*** Opening Data ***

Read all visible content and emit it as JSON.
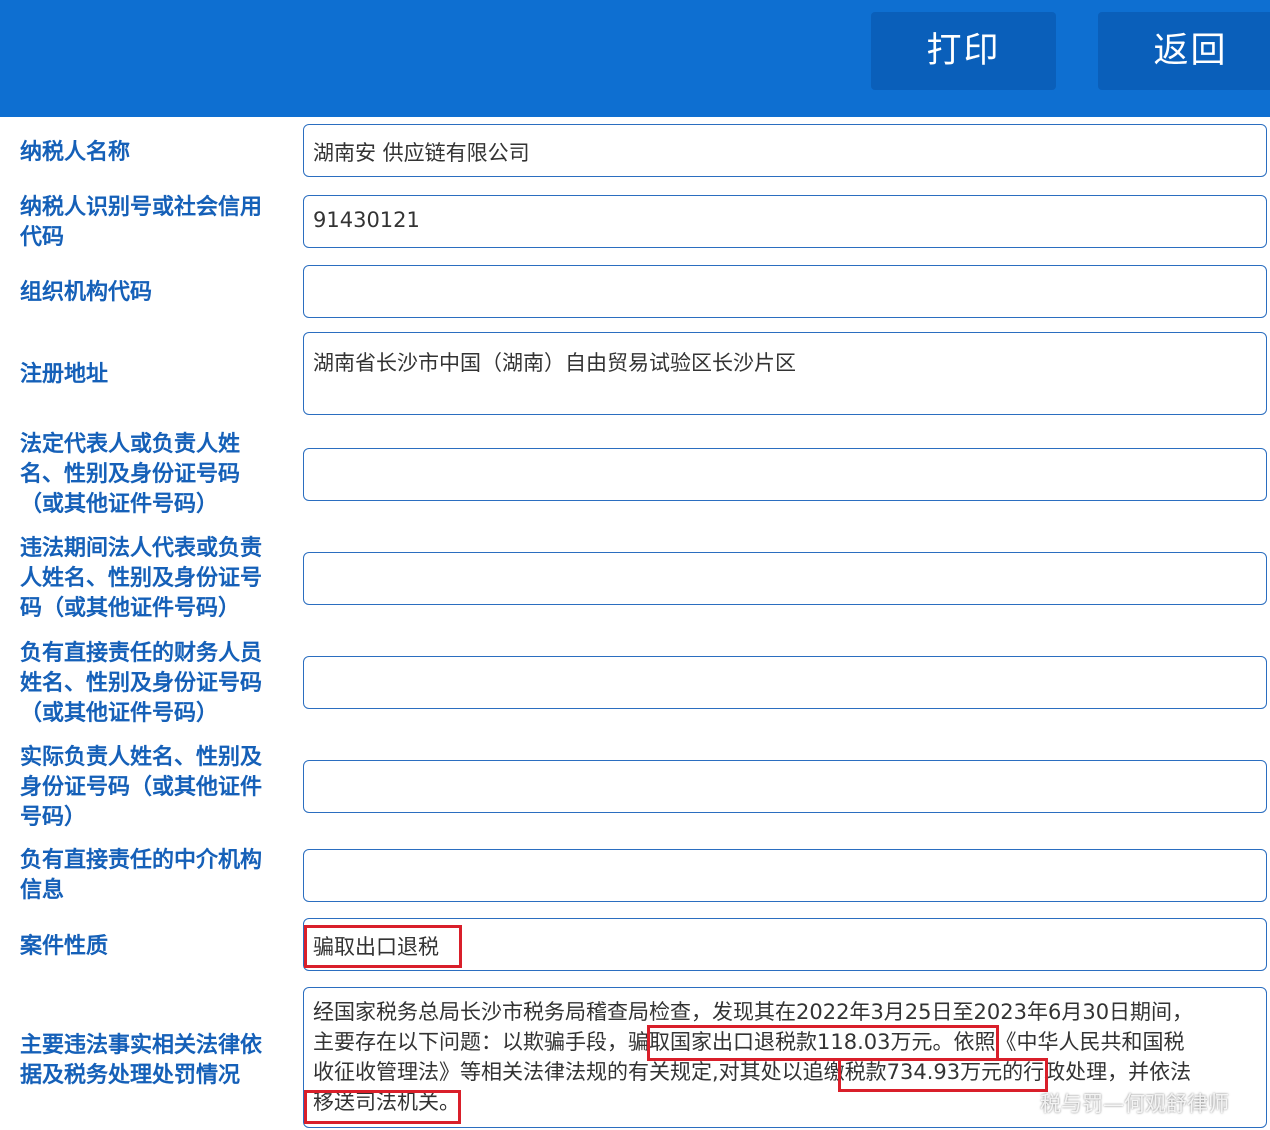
{
  "header": {
    "print_label": "打印",
    "back_label": "返回",
    "bg_color": "#0e6fd1"
  },
  "fields": [
    {
      "label": "纳税人名称",
      "value": "湖南安   供应链有限公司"
    },
    {
      "label": "纳税人识别号或社会信用代码",
      "value": "91430121"
    },
    {
      "label": "组织机构代码",
      "value": ""
    },
    {
      "label": "注册地址",
      "value": "湖南省长沙市中国（湖南）自由贸易试验区长沙片区"
    },
    {
      "label": "法定代表人或负责人姓名、性别及身份证号码（或其他证件号码）",
      "value": ""
    },
    {
      "label": "违法期间法人代表或负责人姓名、性别及身份证号码（或其他证件号码）",
      "value": ""
    },
    {
      "label": "负有直接责任的财务人员姓名、性别及身份证号码（或其他证件号码）",
      "value": ""
    },
    {
      "label": "实际负责人姓名、性别及身份证号码（或其他证件号码）",
      "value": ""
    },
    {
      "label": "负有直接责任的中介机构信息",
      "value": ""
    },
    {
      "label": "案件性质",
      "value": "骗取出口退税"
    },
    {
      "label": "主要违法事实相关法律依据及税务处理处罚情况",
      "lines": [
        "经国家税务总局长沙市税务局稽查局检查，发现其在2022年3月25日至2023年6月30日期间，",
        "主要存在以下问题：以欺骗手段，骗取国家出口退税款118.03万元。依照《中华人民共和国税",
        "收征收管理法》等相关法律法规的有关规定,对其处以追缴税款734.93万元的行政处理，并依法",
        "移送司法机关。"
      ]
    }
  ],
  "watermark": "税与罚—何观舒律师",
  "highlight_color": "#d91f2a",
  "label_color": "#1560b8"
}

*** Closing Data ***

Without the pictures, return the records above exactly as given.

| Answer to the exercise |
Read all visible content and emit it as JSON.
{
  "header": {
    "print_label": "打印",
    "back_label": "返回",
    "bg_color": "#0e6fd1"
  },
  "fields": [
    {
      "label": "纳税人名称",
      "value": "湖南安   供应链有限公司"
    },
    {
      "label": "纳税人识别号或社会信用代码",
      "value": "91430121"
    },
    {
      "label": "组织机构代码",
      "value": ""
    },
    {
      "label": "注册地址",
      "value": "湖南省长沙市中国（湖南）自由贸易试验区长沙片区"
    },
    {
      "label": "法定代表人或负责人姓名、性别及身份证号码（或其他证件号码）",
      "value": ""
    },
    {
      "label": "违法期间法人代表或负责人姓名、性别及身份证号码（或其他证件号码）",
      "value": ""
    },
    {
      "label": "负有直接责任的财务人员姓名、性别及身份证号码（或其他证件号码）",
      "value": ""
    },
    {
      "label": "实际负责人姓名、性别及身份证号码（或其他证件号码）",
      "value": ""
    },
    {
      "label": "负有直接责任的中介机构信息",
      "value": ""
    },
    {
      "label": "案件性质",
      "value": "骗取出口退税"
    },
    {
      "label": "主要违法事实相关法律依据及税务处理处罚情况",
      "lines": [
        "经国家税务总局长沙市税务局稽查局检查，发现其在2022年3月25日至2023年6月30日期间，",
        "主要存在以下问题：以欺骗手段，骗取国家出口退税款118.03万元。依照《中华人民共和国税",
        "收征收管理法》等相关法律法规的有关规定,对其处以追缴税款734.93万元的行政处理，并依法",
        "移送司法机关。"
      ]
    }
  ],
  "watermark": "税与罚—何观舒律师",
  "highlight_color": "#d91f2a",
  "label_color": "#1560b8"
}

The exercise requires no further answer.